The two drugs approved for the treatment of hyperprolactinemia in the United States are Parlodel® ( bromocriptine ) and Dostinex® ( cabergoline ). In addition to the drugs approved in the US, a third drug, Norprolac® ( quinagolide ), is approved in Europe, Australia, and Canada. All of the approved drugs are available in generic form and are effective at lowering prolactin levels and reducing tumor size in over 90% of patients. Prolactin levels typically normalize within days and tumor shrinkage is usually apparent within 3-6 months after therapy is started.

Approved medical treatments: Parlodel® (bromocriptine) and Dostinex® (cabergoline) in United States, Europe, Canada, and Australia; Norprolac® (quinagolide) in Europe, Canada, and Australia.
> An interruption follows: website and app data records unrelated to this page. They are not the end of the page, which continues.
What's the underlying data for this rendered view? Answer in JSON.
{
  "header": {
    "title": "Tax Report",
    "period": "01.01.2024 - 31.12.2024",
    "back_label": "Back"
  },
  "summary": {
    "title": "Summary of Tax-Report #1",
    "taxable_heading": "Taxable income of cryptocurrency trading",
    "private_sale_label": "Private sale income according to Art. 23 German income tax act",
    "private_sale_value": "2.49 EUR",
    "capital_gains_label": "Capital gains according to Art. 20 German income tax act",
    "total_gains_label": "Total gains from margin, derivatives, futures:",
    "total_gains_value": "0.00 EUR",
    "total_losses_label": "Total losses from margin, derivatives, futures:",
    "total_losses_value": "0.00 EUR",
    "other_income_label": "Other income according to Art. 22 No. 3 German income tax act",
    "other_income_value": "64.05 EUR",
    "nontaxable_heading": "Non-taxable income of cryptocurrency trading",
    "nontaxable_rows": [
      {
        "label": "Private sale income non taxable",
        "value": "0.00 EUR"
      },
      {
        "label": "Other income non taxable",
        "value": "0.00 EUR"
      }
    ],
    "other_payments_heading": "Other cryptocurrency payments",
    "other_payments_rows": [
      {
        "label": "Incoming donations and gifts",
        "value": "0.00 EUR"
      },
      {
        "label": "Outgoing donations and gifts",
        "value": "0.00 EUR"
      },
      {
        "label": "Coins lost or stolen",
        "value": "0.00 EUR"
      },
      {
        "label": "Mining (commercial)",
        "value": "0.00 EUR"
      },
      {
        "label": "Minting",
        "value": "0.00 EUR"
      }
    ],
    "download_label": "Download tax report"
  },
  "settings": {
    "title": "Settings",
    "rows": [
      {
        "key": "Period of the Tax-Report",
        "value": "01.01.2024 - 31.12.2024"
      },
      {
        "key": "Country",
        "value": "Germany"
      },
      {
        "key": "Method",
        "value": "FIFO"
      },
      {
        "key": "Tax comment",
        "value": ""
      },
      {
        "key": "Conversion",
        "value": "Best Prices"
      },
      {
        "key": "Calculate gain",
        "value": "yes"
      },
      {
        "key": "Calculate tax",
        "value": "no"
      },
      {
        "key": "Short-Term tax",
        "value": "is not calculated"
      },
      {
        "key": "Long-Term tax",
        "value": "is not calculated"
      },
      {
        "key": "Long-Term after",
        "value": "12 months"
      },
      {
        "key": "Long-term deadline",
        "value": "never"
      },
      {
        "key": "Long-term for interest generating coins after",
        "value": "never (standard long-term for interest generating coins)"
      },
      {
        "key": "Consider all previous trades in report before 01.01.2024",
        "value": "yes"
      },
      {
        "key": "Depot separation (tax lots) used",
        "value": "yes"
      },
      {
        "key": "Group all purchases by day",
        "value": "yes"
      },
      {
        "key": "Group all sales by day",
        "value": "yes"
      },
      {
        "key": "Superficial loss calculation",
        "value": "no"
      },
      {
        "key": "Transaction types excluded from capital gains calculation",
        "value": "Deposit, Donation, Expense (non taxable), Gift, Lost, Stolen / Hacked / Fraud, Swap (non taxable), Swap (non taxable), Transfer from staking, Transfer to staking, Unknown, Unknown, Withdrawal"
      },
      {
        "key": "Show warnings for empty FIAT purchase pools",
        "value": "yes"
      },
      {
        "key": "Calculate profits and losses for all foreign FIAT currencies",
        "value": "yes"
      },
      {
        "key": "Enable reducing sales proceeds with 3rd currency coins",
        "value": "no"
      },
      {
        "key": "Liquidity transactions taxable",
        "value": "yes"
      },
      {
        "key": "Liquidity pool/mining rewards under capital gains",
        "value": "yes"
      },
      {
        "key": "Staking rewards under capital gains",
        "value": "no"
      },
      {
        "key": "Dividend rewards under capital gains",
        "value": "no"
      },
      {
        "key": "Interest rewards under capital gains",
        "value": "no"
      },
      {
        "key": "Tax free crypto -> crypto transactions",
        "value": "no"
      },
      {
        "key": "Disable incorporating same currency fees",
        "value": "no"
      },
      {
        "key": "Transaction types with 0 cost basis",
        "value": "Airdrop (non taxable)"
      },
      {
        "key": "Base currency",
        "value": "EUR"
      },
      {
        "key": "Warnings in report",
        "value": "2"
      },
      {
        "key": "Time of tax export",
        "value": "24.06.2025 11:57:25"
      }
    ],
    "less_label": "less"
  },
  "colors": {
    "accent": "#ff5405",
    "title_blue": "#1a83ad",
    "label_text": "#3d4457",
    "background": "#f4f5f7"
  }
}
While both bromocriptine and cabergoline are effective, cabergoline works better to lower prolactin levels and reduce tumor size with fewer side effects. Another major advantage of cabergoline is the fact that it can be taken once or twice weekly. Bromocriptine is less expensive, but must be taken 2-3 times daily and has more side effects including nausea, low blood pressure, and dizziness. These symptoms may be lessened by starting with a lower dose and by taking the drug at bedtime or with a snack.